State capture – the phrase that united a nation against corruption and ultimately lead to a change of leadership – is still fresh in the memories of all South Africans.
With a new president, a renewed commitment to stamp out corruption, and a democracy that is maturing year by year, our country, city, political climate and even the commercial property sector as a whole have much to be grateful for.
Unfortunately, there will always be corrupt elements, both in government and the private sector – and the only way to keep them at bay is to develop an ethical culture in all areas of life.
State capture: blame extends far beyond the president’s office
The highly publicised removal of Jacob Zuma from the country’s highest office was celebrated by from Cape Town to Limpopo as a victory against corruption – but it would be a mistake to believe that state capture began and ended with the former president.
- From cabinet ministers to government officials and some of the most trusted names in South Africa’s financial industry, scores of people and organisations have been implicated in state capture.
While investigations are ongoing, and nobody has been sentenced as yet, one thing is extremely clear: South Africa’s descent into state capture was made possible by a culture of turning a blind eye to corruption.
That culture is in urgent need of change.
Making ethical behaviour a way of business – and life
Despite the prominent voices of corporate governance advocates, several well-known corporations have been accused of aiding and abetting state capture.
Government tenders and fiscal mismanagement are not the only examples of dishonest dealings.
The recent accounting scandal and financial collapse at Steinhoff shook investor confidence and revealed a lack of ethical conduct at one of South Africa’s iconic corporates.
Many South Africans are beginning to ask themselves and each other uncomfortable questions: Have we become desensitised to corruption? Can government and large corporates be trusted to do the right thing without our constant supervision? Are we somehow responsible for these developments?
Whatever your personal opinion on the matter, you’ll probably agree that the public and private sectors need an ethical compass – and the King IV regulations aim to be that compass.
Drafted by Judge Mervyn King in 2016 – when state capture was at its height – the new regulations move away from rules-based thinking. Companies will now be judged by the principles they embrace and the results they produce, not the fact that they “technically” comply with the law.
With any luck, this should help to instil an ethical culture in the SA business environment – and the commercial property sector should do its part to comply.
Turning our commercial spaces into ethical spaces
There are plenty of businesses in South Africa – and in the commercial space – that already operate according to ethical principles.
While recognising this achievement, the sector will need to ensure that all its members hold themselves to a high ethical standard.
Transparent dealings with building owners, tenants, the surrounding community and the local government are excellent starting points.

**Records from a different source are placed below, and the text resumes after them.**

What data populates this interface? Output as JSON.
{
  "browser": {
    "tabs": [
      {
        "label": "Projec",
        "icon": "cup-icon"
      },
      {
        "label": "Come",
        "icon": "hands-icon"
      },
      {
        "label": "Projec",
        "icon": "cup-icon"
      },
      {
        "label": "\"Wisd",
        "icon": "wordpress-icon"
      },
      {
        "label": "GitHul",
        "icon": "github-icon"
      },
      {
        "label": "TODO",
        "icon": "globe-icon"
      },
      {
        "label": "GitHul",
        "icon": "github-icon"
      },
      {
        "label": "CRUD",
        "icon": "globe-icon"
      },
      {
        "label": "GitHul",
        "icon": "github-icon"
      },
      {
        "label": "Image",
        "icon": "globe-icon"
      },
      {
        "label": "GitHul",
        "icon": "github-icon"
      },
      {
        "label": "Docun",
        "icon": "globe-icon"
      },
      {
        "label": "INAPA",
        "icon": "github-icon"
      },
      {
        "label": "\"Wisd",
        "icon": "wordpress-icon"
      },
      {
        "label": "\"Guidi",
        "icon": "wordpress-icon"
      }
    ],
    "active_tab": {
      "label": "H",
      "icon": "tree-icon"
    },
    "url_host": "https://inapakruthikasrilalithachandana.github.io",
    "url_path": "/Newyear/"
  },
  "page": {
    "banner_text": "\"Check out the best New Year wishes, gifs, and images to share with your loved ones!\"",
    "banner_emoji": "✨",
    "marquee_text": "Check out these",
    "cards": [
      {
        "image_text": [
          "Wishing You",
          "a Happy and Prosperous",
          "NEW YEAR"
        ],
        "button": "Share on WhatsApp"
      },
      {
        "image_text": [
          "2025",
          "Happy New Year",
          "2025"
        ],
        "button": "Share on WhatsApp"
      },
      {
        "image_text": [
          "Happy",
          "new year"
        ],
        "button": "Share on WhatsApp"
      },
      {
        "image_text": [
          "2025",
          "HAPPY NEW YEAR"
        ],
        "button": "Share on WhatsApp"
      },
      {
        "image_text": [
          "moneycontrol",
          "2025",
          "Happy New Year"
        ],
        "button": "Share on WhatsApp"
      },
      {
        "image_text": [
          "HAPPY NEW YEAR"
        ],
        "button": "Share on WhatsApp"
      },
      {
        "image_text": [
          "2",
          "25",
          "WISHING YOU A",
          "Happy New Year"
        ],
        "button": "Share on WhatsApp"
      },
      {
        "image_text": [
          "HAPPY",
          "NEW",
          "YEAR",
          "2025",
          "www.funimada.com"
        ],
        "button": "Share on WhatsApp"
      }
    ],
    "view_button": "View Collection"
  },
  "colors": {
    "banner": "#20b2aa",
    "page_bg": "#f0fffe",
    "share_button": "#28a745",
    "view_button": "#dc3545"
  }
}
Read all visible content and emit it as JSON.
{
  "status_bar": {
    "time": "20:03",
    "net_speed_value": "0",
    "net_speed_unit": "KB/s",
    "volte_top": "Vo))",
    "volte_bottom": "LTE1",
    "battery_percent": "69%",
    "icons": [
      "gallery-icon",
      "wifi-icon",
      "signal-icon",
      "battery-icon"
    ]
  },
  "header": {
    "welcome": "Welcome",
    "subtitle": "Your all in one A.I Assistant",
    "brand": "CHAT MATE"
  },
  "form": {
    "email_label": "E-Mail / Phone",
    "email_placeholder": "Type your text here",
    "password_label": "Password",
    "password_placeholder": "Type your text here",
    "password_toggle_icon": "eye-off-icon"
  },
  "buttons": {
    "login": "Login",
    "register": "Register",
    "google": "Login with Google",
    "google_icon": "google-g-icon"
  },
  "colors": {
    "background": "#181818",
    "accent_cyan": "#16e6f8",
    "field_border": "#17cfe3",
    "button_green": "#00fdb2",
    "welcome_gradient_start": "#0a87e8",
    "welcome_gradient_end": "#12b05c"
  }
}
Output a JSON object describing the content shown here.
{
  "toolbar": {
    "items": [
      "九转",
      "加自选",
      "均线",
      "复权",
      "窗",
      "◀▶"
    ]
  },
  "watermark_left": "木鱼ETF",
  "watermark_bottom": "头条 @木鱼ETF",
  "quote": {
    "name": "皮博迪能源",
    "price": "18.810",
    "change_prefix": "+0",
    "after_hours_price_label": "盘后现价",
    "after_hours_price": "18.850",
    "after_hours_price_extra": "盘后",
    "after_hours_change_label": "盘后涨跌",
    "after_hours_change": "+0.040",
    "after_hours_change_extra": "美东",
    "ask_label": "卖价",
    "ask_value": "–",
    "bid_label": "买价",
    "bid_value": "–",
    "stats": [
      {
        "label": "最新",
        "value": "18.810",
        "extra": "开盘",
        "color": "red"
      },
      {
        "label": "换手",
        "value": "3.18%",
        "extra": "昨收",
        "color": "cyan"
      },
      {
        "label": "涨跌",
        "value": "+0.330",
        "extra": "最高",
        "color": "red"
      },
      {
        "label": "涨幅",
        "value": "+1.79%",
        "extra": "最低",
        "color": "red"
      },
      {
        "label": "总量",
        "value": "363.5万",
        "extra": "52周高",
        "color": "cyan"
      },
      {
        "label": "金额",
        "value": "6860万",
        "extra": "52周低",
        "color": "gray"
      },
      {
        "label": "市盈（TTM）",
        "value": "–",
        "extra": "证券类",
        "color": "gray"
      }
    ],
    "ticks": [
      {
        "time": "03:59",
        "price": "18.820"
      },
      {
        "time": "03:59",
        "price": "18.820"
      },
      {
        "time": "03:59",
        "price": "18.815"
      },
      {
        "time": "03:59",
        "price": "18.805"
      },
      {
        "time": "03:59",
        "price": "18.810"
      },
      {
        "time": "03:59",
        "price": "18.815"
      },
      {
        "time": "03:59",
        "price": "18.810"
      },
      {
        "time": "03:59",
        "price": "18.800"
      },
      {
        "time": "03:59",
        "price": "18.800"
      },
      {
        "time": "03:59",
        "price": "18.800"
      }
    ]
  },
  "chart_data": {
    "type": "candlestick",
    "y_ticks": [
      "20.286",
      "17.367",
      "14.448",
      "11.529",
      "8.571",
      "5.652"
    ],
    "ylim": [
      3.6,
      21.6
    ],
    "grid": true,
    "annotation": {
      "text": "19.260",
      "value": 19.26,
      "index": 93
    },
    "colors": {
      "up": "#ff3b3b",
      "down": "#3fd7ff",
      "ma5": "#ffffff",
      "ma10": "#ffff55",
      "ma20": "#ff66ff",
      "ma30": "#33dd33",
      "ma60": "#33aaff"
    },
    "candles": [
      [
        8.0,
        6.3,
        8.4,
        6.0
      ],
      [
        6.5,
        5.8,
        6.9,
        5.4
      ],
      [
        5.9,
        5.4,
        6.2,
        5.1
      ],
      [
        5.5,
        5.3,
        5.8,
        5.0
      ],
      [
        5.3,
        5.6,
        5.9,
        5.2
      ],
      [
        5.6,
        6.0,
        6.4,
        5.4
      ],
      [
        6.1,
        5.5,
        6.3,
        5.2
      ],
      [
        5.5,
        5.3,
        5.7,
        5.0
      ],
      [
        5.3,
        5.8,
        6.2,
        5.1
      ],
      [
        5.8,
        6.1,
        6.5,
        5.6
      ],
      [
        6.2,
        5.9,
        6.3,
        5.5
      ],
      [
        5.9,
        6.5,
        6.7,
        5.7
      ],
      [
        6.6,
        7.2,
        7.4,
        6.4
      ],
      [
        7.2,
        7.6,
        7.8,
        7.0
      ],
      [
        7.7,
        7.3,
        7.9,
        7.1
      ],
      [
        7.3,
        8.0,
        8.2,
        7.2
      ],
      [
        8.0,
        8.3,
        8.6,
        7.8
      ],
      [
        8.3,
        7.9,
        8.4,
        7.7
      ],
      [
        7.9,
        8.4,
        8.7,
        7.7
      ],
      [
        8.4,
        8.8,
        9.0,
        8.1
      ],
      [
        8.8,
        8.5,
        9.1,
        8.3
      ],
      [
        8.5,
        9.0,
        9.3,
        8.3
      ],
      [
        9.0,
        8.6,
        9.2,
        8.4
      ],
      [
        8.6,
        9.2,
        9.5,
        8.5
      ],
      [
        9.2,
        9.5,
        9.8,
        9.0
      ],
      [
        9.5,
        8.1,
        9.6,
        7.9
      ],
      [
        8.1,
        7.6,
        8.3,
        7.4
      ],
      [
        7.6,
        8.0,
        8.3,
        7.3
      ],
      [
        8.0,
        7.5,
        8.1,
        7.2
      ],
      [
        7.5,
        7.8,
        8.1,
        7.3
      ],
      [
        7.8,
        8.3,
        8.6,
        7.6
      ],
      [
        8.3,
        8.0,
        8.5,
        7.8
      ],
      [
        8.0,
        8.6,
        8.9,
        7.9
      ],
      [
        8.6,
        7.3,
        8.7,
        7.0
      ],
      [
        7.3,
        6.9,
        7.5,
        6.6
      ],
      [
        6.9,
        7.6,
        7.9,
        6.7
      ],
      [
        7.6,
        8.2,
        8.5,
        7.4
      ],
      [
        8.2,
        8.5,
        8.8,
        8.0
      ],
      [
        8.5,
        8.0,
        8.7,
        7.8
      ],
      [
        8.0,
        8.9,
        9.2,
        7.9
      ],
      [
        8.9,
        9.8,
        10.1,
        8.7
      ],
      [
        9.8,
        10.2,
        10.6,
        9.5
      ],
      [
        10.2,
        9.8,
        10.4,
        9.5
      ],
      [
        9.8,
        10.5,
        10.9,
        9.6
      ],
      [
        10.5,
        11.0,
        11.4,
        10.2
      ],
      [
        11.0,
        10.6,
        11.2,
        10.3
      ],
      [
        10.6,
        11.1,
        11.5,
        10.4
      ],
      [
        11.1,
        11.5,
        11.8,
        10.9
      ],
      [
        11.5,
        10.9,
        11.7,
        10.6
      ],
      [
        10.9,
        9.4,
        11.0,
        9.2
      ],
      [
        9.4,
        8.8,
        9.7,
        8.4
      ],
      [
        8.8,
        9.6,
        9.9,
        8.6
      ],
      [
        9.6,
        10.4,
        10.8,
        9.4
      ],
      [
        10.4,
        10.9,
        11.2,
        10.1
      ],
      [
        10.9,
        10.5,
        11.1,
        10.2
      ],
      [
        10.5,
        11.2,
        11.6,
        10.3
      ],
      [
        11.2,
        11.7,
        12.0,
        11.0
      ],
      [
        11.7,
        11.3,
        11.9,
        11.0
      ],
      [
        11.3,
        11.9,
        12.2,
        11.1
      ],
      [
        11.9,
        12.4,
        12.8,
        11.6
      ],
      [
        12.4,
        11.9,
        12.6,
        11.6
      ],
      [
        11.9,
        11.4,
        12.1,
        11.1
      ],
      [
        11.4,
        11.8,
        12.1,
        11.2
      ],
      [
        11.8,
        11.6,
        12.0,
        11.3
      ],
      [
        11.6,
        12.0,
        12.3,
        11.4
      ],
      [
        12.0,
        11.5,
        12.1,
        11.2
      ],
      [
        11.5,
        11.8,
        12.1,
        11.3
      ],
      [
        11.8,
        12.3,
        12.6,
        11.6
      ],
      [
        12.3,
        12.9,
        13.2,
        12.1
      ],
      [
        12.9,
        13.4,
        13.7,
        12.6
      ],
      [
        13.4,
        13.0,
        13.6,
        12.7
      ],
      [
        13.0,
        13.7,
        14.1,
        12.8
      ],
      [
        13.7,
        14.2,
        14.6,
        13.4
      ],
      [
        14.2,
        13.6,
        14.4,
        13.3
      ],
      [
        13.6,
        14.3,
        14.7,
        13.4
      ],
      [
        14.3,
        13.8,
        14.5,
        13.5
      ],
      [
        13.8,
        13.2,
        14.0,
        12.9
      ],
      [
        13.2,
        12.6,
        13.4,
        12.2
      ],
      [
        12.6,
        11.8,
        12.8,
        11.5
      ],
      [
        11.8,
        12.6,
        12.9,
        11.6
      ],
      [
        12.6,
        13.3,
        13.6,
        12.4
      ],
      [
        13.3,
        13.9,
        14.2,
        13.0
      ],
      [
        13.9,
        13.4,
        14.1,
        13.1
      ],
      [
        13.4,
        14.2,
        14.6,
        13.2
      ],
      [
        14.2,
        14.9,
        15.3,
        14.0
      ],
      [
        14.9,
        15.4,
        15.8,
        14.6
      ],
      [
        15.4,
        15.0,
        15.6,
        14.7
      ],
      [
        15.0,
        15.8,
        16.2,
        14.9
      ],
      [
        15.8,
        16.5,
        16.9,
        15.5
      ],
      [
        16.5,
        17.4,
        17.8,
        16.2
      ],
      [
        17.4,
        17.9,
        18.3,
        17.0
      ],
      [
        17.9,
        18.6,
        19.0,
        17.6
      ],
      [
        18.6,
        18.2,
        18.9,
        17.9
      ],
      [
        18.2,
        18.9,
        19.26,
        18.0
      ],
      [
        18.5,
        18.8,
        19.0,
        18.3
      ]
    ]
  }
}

This includes full disclosure when buying, selling or letting office space and working together to ensure the sustainability of our sector, city and country.